(DATA TO USE)

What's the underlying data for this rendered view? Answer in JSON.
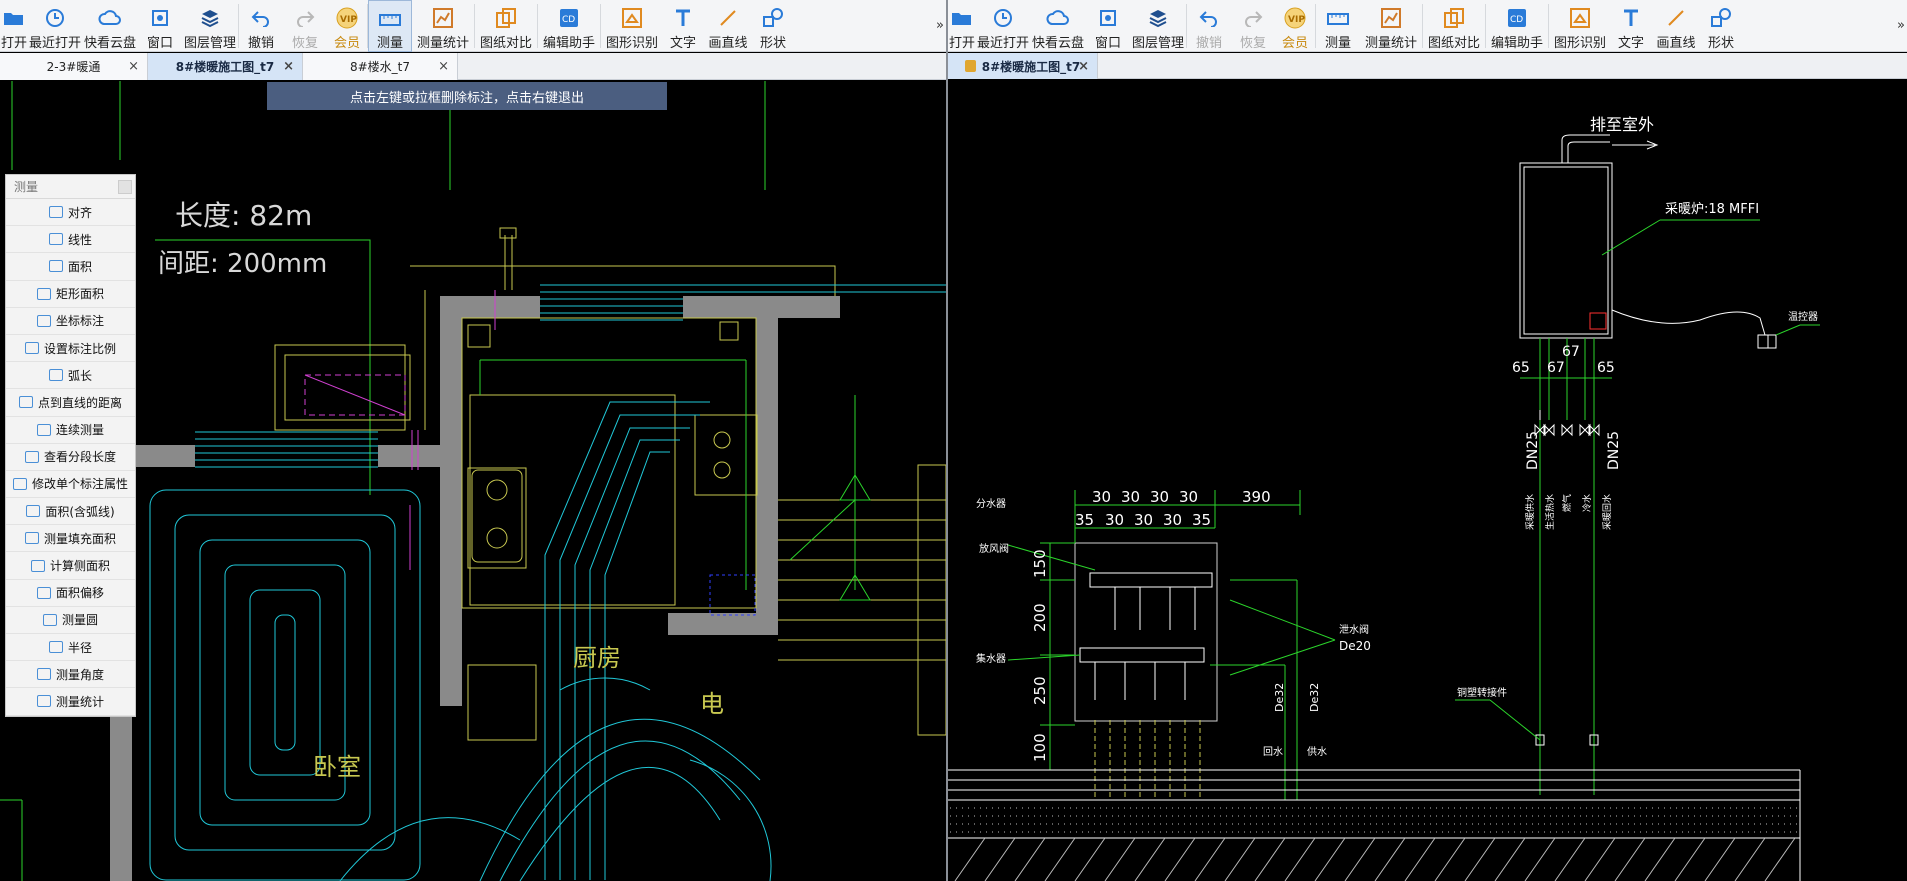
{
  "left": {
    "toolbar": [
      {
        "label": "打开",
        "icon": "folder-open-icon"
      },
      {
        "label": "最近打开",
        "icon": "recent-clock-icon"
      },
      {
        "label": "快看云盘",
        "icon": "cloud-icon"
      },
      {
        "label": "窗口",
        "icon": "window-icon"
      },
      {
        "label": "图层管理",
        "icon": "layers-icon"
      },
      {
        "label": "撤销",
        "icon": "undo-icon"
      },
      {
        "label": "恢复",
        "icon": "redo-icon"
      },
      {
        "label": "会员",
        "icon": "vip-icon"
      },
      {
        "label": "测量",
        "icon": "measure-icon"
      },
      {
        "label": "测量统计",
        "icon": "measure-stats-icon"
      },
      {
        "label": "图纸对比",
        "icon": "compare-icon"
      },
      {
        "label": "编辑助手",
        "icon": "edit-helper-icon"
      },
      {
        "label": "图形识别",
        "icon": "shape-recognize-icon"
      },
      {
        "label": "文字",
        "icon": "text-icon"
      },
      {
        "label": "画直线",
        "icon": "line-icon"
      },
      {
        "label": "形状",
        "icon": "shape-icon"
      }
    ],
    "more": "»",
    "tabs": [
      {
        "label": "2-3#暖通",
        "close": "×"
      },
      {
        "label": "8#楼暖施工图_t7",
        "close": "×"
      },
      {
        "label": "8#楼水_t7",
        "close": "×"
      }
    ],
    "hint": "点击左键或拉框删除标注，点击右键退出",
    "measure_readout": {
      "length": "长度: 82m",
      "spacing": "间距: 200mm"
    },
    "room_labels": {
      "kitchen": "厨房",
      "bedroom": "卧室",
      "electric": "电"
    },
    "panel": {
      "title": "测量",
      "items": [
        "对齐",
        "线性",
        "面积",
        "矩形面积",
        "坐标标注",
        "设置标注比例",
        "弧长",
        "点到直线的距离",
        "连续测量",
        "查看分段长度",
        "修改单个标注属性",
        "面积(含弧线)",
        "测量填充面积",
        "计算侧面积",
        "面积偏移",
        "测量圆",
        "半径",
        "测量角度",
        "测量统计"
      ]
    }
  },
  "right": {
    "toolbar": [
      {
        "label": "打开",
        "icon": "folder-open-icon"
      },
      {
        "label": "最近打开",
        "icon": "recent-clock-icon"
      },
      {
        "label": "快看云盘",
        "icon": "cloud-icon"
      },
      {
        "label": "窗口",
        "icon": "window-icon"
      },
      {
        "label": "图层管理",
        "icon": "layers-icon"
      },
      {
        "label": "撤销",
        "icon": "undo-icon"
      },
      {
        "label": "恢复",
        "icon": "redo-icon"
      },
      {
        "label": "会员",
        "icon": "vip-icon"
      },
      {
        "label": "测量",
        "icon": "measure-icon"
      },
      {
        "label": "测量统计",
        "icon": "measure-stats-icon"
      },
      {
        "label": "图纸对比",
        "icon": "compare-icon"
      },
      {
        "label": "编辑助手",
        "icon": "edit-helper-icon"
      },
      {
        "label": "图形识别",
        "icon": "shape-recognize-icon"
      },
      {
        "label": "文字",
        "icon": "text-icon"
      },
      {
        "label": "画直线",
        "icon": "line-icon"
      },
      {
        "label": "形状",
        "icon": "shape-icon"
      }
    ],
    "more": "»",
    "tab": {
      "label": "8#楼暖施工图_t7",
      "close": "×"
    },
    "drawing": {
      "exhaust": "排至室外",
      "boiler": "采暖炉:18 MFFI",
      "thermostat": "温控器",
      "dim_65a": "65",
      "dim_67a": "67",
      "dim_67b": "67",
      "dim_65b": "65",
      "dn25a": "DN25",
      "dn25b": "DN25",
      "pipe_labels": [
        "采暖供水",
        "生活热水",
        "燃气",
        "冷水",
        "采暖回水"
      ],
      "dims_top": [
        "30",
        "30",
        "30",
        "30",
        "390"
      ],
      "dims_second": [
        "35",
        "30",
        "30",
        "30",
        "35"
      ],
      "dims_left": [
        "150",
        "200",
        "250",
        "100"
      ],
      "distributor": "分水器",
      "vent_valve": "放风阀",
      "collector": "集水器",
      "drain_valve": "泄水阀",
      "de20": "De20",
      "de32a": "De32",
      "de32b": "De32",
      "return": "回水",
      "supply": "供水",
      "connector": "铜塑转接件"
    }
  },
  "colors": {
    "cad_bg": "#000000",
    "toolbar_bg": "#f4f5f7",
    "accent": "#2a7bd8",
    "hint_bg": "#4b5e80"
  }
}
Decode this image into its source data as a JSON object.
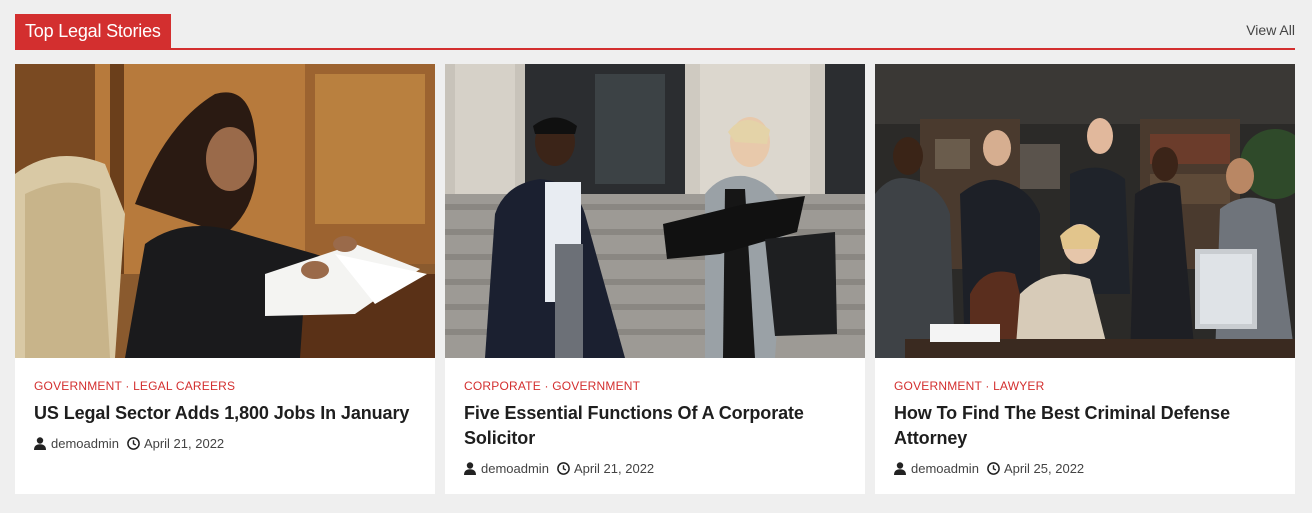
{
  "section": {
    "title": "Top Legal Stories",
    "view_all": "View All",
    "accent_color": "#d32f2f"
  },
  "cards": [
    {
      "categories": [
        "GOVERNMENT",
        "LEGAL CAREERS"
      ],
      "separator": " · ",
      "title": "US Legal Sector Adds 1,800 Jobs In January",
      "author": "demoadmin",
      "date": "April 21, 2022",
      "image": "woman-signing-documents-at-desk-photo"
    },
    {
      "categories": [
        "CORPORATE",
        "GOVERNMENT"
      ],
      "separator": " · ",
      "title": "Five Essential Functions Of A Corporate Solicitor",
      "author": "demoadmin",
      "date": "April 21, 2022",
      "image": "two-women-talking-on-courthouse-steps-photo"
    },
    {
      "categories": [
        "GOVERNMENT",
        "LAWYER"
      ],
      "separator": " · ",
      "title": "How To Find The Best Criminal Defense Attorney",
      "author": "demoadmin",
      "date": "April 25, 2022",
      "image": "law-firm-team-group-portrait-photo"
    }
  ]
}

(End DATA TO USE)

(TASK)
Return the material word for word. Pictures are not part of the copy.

(WRITTEN SOLUTION)
What's the underlying data for this rendered view? Answer in JSON.
{
  "left": {
    "toolbar": [
      {
        "label": "打开",
        "icon": "folder-open-icon"
      },
      {
        "label": "最近打开",
        "icon": "recent-clock-icon"
      },
      {
        "label": "快看云盘",
        "icon": "cloud-icon"
      },
      {
        "label": "窗口",
        "icon": "window-icon"
      },
      {
        "label": "图层管理",
        "icon": "layers-icon"
      },
      {
        "label": "撤销",
        "icon": "undo-icon"
      },
      {
        "label": "恢复",
        "icon": "redo-icon"
      },
      {
        "label": "会员",
        "icon": "vip-icon"
      },
      {
        "label": "测量",
        "icon": "measure-icon"
      },
      {
        "label": "测量统计",
        "icon": "measure-stats-icon"
      },
      {
        "label": "图纸对比",
        "icon": "compare-icon"
      },
      {
        "label": "编辑助手",
        "icon": "edit-helper-icon"
      },
      {
        "label": "图形识别",
        "icon": "shape-recognize-icon"
      },
      {
        "label": "文字",
        "icon": "text-icon"
      },
      {
        "label": "画直线",
        "icon": "line-icon"
      },
      {
        "label": "形状",
        "icon": "shape-icon"
      }
    ],
    "more": "»",
    "tabs": [
      {
        "label": "2-3#暖通",
        "close": "×"
      },
      {
        "label": "8#楼暖施工图_t7",
        "close": "×"
      },
      {
        "label": "8#楼水_t7",
        "close": "×"
      }
    ],
    "hint": "点击左键或拉框删除标注，点击右键退出",
    "measure_readout": {
      "length": "长度: 82m",
      "spacing": "间距: 200mm"
    },
    "room_labels": {
      "kitchen": "厨房",
      "bedroom": "卧室",
      "electric": "电"
    },
    "panel": {
      "title": "测量",
      "items": [
        "对齐",
        "线性",
        "面积",
        "矩形面积",
        "坐标标注",
        "设置标注比例",
        "弧长",
        "点到直线的距离",
        "连续测量",
        "查看分段长度",
        "修改单个标注属性",
        "面积(含弧线)",
        "测量填充面积",
        "计算侧面积",
        "面积偏移",
        "测量圆",
        "半径",
        "测量角度",
        "测量统计"
      ]
    }
  },
  "right": {
    "toolbar": [
      {
        "label": "打开",
        "icon": "folder-open-icon"
      },
      {
        "label": "最近打开",
        "icon": "recent-clock-icon"
      },
      {
        "label": "快看云盘",
        "icon": "cloud-icon"
      },
      {
        "label": "窗口",
        "icon": "window-icon"
      },
      {
        "label": "图层管理",
        "icon": "layers-icon"
      },
      {
        "label": "撤销",
        "icon": "undo-icon"
      },
      {
        "label": "恢复",
        "icon": "redo-icon"
      },
      {
        "label": "会员",
        "icon": "vip-icon"
      },
      {
        "label": "测量",
        "icon": "measure-icon"
      },
      {
        "label": "测量统计",
        "icon": "measure-stats-icon"
      },
      {
        "label": "图纸对比",
        "icon": "compare-icon"
      },
      {
        "label": "编辑助手",
        "icon": "edit-helper-icon"
      },
      {
        "label": "图形识别",
        "icon": "shape-recognize-icon"
      },
      {
        "label": "文字",
        "icon": "text-icon"
      },
      {
        "label": "画直线",
        "icon": "line-icon"
      },
      {
        "label": "形状",
        "icon": "shape-icon"
      }
    ],
    "more": "»",
    "tab": {
      "label": "8#楼暖施工图_t7",
      "close": "×"
    },
    "drawing": {
      "exhaust": "排至室外",
      "boiler": "采暖炉:18 MFFI",
      "thermostat": "温控器",
      "dim_65a": "65",
      "dim_67a": "67",
      "dim_67b": "67",
      "dim_65b": "65",
      "dn25a": "DN25",
      "dn25b": "DN25",
      "pipe_labels": [
        "采暖供水",
        "生活热水",
        "燃气",
        "冷水",
        "采暖回水"
      ],
      "dims_top": [
        "30",
        "30",
        "30",
        "30",
        "390"
      ],
      "dims_second": [
        "35",
        "30",
        "30",
        "30",
        "35"
      ],
      "dims_left": [
        "150",
        "200",
        "250",
        "100"
      ],
      "distributor": "分水器",
      "vent_valve": "放风阀",
      "collector": "集水器",
      "drain_valve": "泄水阀",
      "de20": "De20",
      "de32a": "De32",
      "de32b": "De32",
      "return": "回水",
      "supply": "供水",
      "connector": "铜塑转接件"
    }
  },
  "colors": {
    "cad_bg": "#000000",
    "toolbar_bg": "#f4f5f7",
    "accent": "#2a7bd8",
    "hint_bg": "#4b5e80"
  }
}
Decode this image into its source data as a JSON object.
{
  "section": {
    "title": "Top Legal Stories",
    "view_all": "View All",
    "accent_color": "#d32f2f"
  },
  "cards": [
    {
      "categories": [
        "GOVERNMENT",
        "LEGAL CAREERS"
      ],
      "separator": " · ",
      "title": "US Legal Sector Adds 1,800 Jobs In January",
      "author": "demoadmin",
      "date": "April 21, 2022",
      "image": "woman-signing-documents-at-desk-photo"
    },
    {
      "categories": [
        "CORPORATE",
        "GOVERNMENT"
      ],
      "separator": " · ",
      "title": "Five Essential Functions Of A Corporate Solicitor",
      "author": "demoadmin",
      "date": "April 21, 2022",
      "image": "two-women-talking-on-courthouse-steps-photo"
    },
    {
      "categories": [
        "GOVERNMENT",
        "LAWYER"
      ],
      "separator": " · ",
      "title": "How To Find The Best Criminal Defense Attorney",
      "author": "demoadmin",
      "date": "April 25, 2022",
      "image": "law-firm-team-group-portrait-photo"
    }
  ]
}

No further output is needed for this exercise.